Perhaps you’re unaware of Channel 4’s new, six part, comedy series about a family living in the shadow of Wolverhampton. Raised by Wolves, written by sisters Caitlin and Caroline Moran, centres on a single parent family run by the robust, witty and ever cynical Della Garry (played by Doctor Who alum Rebekah Staton). Having had a pilot back in 2013, which I never saw, I have become a huge fan of the on-screen antics that have been conjured up by the Morans. Not only do I find the show incredibly funny, I also feel like it appeals to an experience of the world that I’ve traversed in and continue to experience on a regular basis – even though I’m in the minority of my three siblings, being the only daughter.

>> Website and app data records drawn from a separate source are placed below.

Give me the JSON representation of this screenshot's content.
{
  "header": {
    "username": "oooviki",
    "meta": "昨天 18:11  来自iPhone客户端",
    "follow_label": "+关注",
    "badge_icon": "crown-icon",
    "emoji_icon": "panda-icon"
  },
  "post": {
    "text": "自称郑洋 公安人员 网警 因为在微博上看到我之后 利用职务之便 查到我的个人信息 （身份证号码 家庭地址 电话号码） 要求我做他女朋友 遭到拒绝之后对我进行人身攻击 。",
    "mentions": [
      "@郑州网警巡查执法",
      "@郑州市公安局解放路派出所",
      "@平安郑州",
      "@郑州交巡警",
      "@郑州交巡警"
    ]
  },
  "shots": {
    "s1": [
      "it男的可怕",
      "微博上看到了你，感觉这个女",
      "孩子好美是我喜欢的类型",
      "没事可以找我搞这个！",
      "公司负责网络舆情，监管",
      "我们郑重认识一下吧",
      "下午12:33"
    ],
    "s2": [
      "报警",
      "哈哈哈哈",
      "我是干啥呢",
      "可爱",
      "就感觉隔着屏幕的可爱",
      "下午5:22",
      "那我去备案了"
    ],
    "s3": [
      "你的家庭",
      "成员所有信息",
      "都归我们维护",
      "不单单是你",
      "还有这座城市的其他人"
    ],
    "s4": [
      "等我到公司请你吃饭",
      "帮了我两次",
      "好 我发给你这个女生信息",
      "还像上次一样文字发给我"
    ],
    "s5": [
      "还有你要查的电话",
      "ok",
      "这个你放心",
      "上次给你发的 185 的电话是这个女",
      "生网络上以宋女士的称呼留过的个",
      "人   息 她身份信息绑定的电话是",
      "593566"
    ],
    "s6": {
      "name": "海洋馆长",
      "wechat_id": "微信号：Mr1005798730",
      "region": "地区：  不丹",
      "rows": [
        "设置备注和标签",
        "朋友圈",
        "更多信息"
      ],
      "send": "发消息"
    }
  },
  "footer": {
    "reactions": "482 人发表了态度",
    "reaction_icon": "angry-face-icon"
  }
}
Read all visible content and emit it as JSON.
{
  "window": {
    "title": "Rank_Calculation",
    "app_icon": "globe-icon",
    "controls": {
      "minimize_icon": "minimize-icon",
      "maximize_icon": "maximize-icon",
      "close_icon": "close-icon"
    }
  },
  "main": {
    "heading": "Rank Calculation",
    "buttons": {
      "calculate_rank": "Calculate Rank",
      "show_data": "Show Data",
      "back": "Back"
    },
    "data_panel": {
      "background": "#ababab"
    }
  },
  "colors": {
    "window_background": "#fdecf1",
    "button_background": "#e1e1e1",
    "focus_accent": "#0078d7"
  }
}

Sitcoms that have previously aired with a female perspective, thanks to a mostly women being charge of the writing and acting, have for me been very far from my experience of what it is to be someone who is female and living and growing-up in the UK. Absolutely Fabulous was before my time to really get into, and the repeats that I have seen seem far too sanitized. Then from over the pond, you have the far more recent The Mindy Project, which does get awkward, but still has an air of glamour about it that is just unrealistic. Oh, and then the newer Unbreakable Kimmy Schmidt, which has a protagonist from a background that is incredibly far removed from what most western women will ever experience. So while funny in places, I couldn’t identify with most of the goings on in Ab Fab, The Mindy Project or Unbreakable Kimmy Schmidt.
But three episodes into Raised by Wolves (the fourth was on last night while I was recording Nerds Assemble) and I am seeing more than just snippets of real life, but entire experiences that feel authentic and relateable and so really, really funny.
Before you ask…
No, no one in my family is exactly like Della… other than myself a bit, even though I don’t have any children of my own. Della’s affirmative, no bullshit attitude towards life is one that I have been cultivating for myself for a very long time. Della is, other than for the smoking and being a single mum, the kind of mum I wouldn’t mind being. She’s self-reliant, understands her kids pretty well and her kids respect her to a reasonable degree – it’s the exact opposite of most on-screen, fictional, relationships between kids and their mums. In some ways, Della is, for me, like an amalgamation of all the coolest aspects of the women I’ve known in my life so far.
“She’s got form, she punched Maeve Binchy in Waterstones.”
But what’s even weirder is that I’ve taken part in conversations ridiculously similar to the ones between Aretha (Alexa Davies), Germaine (Helen Monks) and Yoko (Molly Risker). Admittedly not at quite their young age, they’re talking about this stuff before they’re in sixth form/further ed college, but those conversations about periods, horses and boys are ones that I can relate back to experiences I’ve had in real life.
Despite the realism, things are taken to their extremes, but of course it’s all a bit OTT this is comedy after all, not a drama. The birthday present buying in episode two would never get quite that desperate, or a game of Shit Head so protracted, but these ridiculous scenarios bar a closer resemblance to real life than you’ll find in most sitcoms, whether they’re British or American.
But what I love the most is that it’s so un-sanitized and unfiltered: it’s like someone’s accidentally let a real female perspective onto the television and I hope the gatekeepers don’t find out, because it’s all so damn glorious!